Only the lines that contain the string "Recruitment" belong in the answer; pull them from the records.

Provided records:
++++++++

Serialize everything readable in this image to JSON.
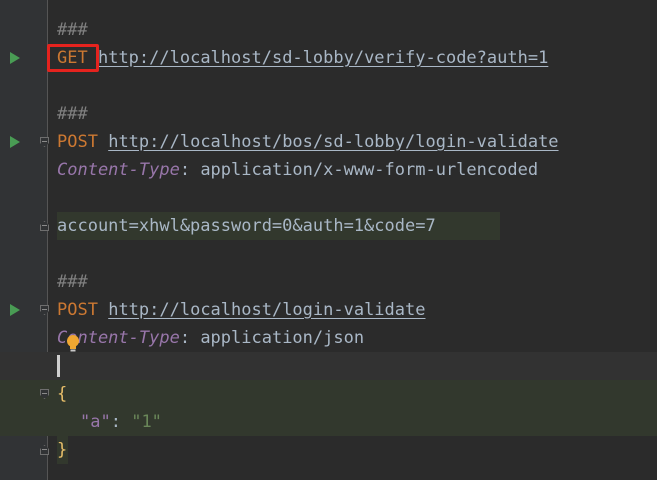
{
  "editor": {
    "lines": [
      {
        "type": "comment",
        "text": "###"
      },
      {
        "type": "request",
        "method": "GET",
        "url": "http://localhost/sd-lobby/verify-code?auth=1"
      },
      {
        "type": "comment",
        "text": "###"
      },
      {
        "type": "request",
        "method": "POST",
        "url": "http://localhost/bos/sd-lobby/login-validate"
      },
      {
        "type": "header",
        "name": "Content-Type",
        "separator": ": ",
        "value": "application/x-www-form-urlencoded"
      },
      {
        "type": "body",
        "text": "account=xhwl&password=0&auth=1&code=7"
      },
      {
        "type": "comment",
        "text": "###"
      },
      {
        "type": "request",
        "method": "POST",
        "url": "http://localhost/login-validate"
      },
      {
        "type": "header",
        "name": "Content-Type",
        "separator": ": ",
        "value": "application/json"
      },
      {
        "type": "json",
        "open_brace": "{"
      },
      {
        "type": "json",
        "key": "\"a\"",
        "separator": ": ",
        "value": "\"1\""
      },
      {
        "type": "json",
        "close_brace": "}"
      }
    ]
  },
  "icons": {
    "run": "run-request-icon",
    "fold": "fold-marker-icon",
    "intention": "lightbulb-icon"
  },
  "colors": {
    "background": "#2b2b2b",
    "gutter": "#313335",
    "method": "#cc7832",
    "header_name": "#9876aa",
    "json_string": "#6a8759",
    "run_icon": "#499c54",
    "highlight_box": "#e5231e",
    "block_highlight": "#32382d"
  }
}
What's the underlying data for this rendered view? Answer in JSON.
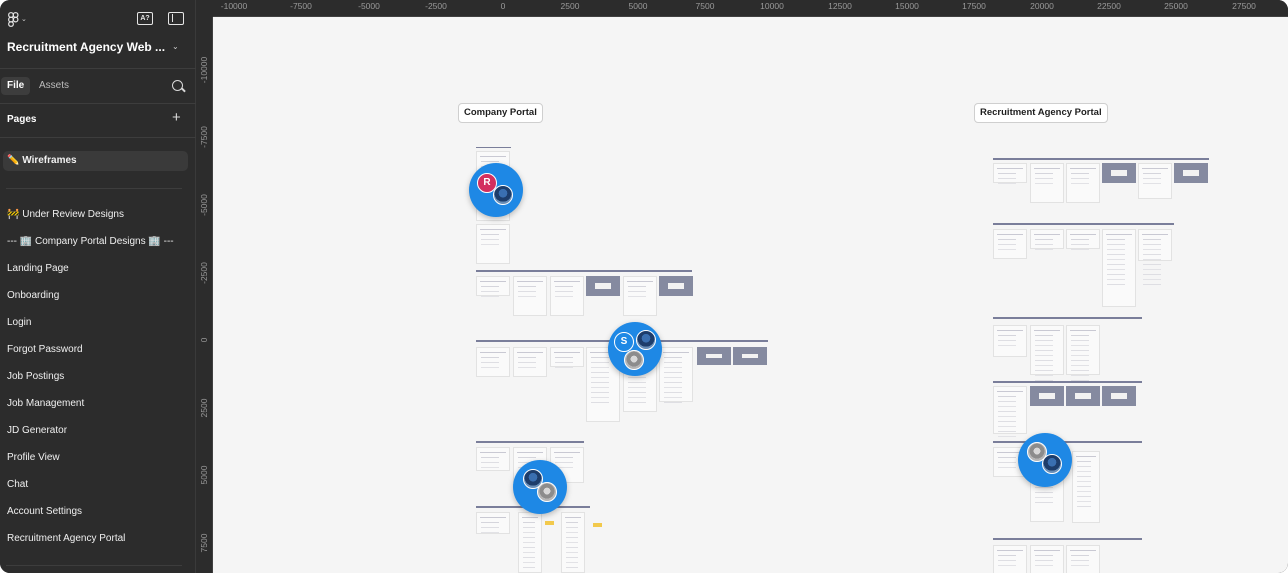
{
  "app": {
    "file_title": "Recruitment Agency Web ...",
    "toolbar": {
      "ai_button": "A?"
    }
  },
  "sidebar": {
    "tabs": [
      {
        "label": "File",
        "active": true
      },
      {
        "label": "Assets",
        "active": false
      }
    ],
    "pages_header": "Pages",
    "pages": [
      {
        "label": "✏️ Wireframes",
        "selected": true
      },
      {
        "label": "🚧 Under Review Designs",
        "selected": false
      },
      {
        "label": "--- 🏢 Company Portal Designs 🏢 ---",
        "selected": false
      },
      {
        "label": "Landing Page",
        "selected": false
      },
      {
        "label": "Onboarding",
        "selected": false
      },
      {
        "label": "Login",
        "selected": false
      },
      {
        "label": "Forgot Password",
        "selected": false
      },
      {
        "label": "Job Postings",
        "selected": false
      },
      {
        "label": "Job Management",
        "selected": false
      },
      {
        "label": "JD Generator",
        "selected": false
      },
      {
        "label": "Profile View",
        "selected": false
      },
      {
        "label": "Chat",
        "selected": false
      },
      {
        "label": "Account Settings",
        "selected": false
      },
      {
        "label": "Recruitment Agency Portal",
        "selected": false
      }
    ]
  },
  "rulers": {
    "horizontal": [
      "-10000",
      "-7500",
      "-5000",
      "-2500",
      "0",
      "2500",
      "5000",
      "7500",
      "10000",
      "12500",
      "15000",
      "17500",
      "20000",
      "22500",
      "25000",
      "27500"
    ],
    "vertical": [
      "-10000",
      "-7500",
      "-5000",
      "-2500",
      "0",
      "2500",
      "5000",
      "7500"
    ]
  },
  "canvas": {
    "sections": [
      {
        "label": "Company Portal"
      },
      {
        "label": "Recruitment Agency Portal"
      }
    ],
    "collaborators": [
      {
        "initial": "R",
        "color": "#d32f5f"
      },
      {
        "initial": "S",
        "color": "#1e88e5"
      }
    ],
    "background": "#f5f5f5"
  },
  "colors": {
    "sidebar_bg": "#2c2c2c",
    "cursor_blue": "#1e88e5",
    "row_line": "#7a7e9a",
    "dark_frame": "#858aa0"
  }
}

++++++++

Response for this exercise:
    "file_title": "Recruitment Agency Web ...",
        "label": "Recruitment Agency Portal",
        "label": "Recruitment Agency Portal"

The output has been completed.